"They weren't able to work for a bit, caring for their daughter. Just the little bit that we were able to support them, so they could get her back and forth for medical care was important," Sarah Cady, Director of Annual Giving for the Avera McKennan Foundation, said.
This took away a lot of stress for Jessica, her husband, Ryan, and two other daughters, Mackenzie and Brooklynn.
"To have our family, this was the most important thing for Natallie," Jessica said.
You can help families like the Bakers on #GivingTuesday. You may have found deals on Black Friday and Cyber Monday, but #GivingTuesday is a way to give back. It is a movement to create a national day of giving to kick off the giving season added to the calendar on the Tuesday following Thanksgiving. There are many organizations you can donate to, including the Avera McKennan Foundation.
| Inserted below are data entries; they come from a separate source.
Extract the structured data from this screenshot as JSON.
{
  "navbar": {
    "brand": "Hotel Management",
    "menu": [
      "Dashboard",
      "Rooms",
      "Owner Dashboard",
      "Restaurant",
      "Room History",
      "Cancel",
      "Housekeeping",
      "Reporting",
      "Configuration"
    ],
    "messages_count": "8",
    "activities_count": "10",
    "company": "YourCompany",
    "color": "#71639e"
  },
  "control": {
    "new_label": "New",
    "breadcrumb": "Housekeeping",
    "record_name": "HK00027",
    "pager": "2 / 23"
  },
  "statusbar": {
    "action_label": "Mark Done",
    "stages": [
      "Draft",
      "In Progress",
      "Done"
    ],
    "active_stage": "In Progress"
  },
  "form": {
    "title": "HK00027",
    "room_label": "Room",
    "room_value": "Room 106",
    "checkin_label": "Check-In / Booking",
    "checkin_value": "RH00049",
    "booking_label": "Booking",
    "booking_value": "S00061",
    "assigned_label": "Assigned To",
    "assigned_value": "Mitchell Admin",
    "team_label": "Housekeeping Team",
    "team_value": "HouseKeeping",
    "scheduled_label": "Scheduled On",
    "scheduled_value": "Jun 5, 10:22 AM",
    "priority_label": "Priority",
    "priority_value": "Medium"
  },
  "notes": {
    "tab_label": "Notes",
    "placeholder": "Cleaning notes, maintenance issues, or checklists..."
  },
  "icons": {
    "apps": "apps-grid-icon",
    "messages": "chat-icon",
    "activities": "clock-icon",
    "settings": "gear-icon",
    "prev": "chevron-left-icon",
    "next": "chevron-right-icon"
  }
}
"A dollar is going to make a difference. It doesn't need to be $1,000; it doesn't need to be $100. If 100 people gave $1, there's $100 for somebody to get a tank of gas to spend time with their family," Jessica said.
Natallie has a lot of family time these days, and Jessica said her daughter's condition has improved. On average, Natallie now has three seizures per day. Despite that progress, the goal has not changed. One year later, Jessica said every day she gets to hold her daughter is still a blessing.
"Natallie gives us enough hope. Natallie's still here today. A year ago, we didn't think she'd be here for Christmas. And she'll hopefully spend another Christmas with us. That's all the hope we need," Jessica said.